*** Block opens ***

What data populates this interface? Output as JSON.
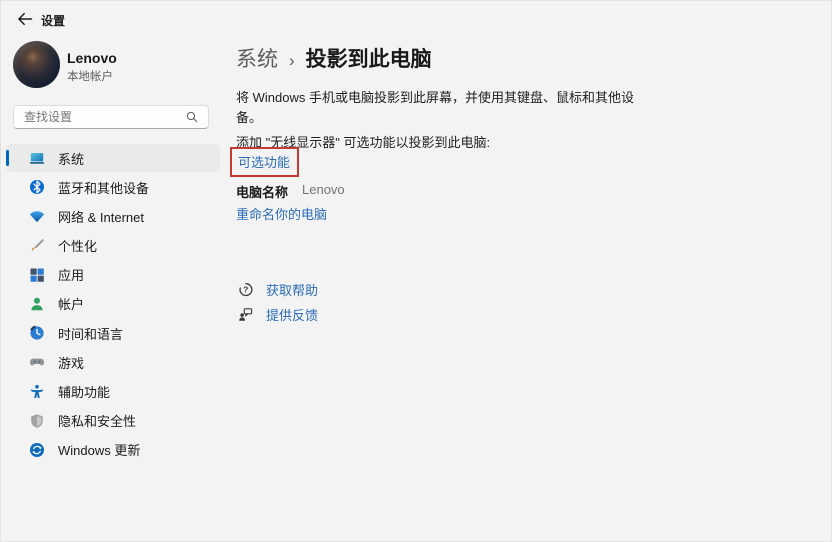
{
  "colors": {
    "accent": "#0067C0",
    "link": "#2C6CB5",
    "highlight_box": "#C33C33"
  },
  "window": {
    "title": "设置",
    "back_icon": "back-arrow"
  },
  "user": {
    "name": "Lenovo",
    "account_type": "本地帐户"
  },
  "search": {
    "placeholder": "查找设置",
    "icon": "search-icon"
  },
  "sidebar": {
    "items": [
      {
        "key": "system",
        "label": "系统",
        "icon": "system-icon",
        "selected": true
      },
      {
        "key": "bluetooth",
        "label": "蓝牙和其他设备",
        "icon": "bluetooth-icon",
        "selected": false
      },
      {
        "key": "network",
        "label": "网络 & Internet",
        "icon": "network-icon",
        "selected": false
      },
      {
        "key": "personalization",
        "label": "个性化",
        "icon": "personalization-icon",
        "selected": false
      },
      {
        "key": "apps",
        "label": "应用",
        "icon": "apps-icon",
        "selected": false
      },
      {
        "key": "accounts",
        "label": "帐户",
        "icon": "accounts-icon",
        "selected": false
      },
      {
        "key": "time-language",
        "label": "时间和语言",
        "icon": "time-language-icon",
        "selected": false
      },
      {
        "key": "gaming",
        "label": "游戏",
        "icon": "gaming-icon",
        "selected": false
      },
      {
        "key": "accessibility",
        "label": "辅助功能",
        "icon": "accessibility-icon",
        "selected": false
      },
      {
        "key": "privacy-security",
        "label": "隐私和安全性",
        "icon": "privacy-icon",
        "selected": false
      },
      {
        "key": "windows-update",
        "label": "Windows 更新",
        "icon": "update-icon",
        "selected": false
      }
    ]
  },
  "main": {
    "breadcrumb": {
      "parent": "系统",
      "separator": "›",
      "current": "投影到此电脑"
    },
    "description": "将 Windows 手机或电脑投影到此屏幕，并使用其键盘、鼠标和其他设备。",
    "optional_feature_hint": "添加 \"无线显示器\" 可选功能以投影到此电脑:",
    "optional_feature_link": "可选功能",
    "pc_name_label": "电脑名称",
    "pc_name_value": "Lenovo",
    "rename_link": "重命名你的电脑",
    "help_links": [
      {
        "key": "get-help",
        "label": "获取帮助",
        "icon": "help-icon"
      },
      {
        "key": "give-feedback",
        "label": "提供反馈",
        "icon": "feedback-icon"
      }
    ]
  }
}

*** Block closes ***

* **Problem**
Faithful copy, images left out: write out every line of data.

* **Output for this task**
What data populates this interface? Output as JSON.
{
  "colors": {
    "accent": "#0067C0",
    "link": "#2C6CB5",
    "highlight_box": "#C33C33"
  },
  "window": {
    "title": "设置",
    "back_icon": "back-arrow"
  },
  "user": {
    "name": "Lenovo",
    "account_type": "本地帐户"
  },
  "search": {
    "placeholder": "查找设置",
    "icon": "search-icon"
  },
  "sidebar": {
    "items": [
      {
        "key": "system",
        "label": "系统",
        "icon": "system-icon",
        "selected": true
      },
      {
        "key": "bluetooth",
        "label": "蓝牙和其他设备",
        "icon": "bluetooth-icon",
        "selected": false
      },
      {
        "key": "network",
        "label": "网络 & Internet",
        "icon": "network-icon",
        "selected": false
      },
      {
        "key": "personalization",
        "label": "个性化",
        "icon": "personalization-icon",
        "selected": false
      },
      {
        "key": "apps",
        "label": "应用",
        "icon": "apps-icon",
        "selected": false
      },
      {
        "key": "accounts",
        "label": "帐户",
        "icon": "accounts-icon",
        "selected": false
      },
      {
        "key": "time-language",
        "label": "时间和语言",
        "icon": "time-language-icon",
        "selected": false
      },
      {
        "key": "gaming",
        "label": "游戏",
        "icon": "gaming-icon",
        "selected": false
      },
      {
        "key": "accessibility",
        "label": "辅助功能",
        "icon": "accessibility-icon",
        "selected": false
      },
      {
        "key": "privacy-security",
        "label": "隐私和安全性",
        "icon": "privacy-icon",
        "selected": false
      },
      {
        "key": "windows-update",
        "label": "Windows 更新",
        "icon": "update-icon",
        "selected": false
      }
    ]
  },
  "main": {
    "breadcrumb": {
      "parent": "系统",
      "separator": "›",
      "current": "投影到此电脑"
    },
    "description": "将 Windows 手机或电脑投影到此屏幕，并使用其键盘、鼠标和其他设备。",
    "optional_feature_hint": "添加 \"无线显示器\" 可选功能以投影到此电脑:",
    "optional_feature_link": "可选功能",
    "pc_name_label": "电脑名称",
    "pc_name_value": "Lenovo",
    "rename_link": "重命名你的电脑",
    "help_links": [
      {
        "key": "get-help",
        "label": "获取帮助",
        "icon": "help-icon"
      },
      {
        "key": "give-feedback",
        "label": "提供反馈",
        "icon": "feedback-icon"
      }
    ]
  }
}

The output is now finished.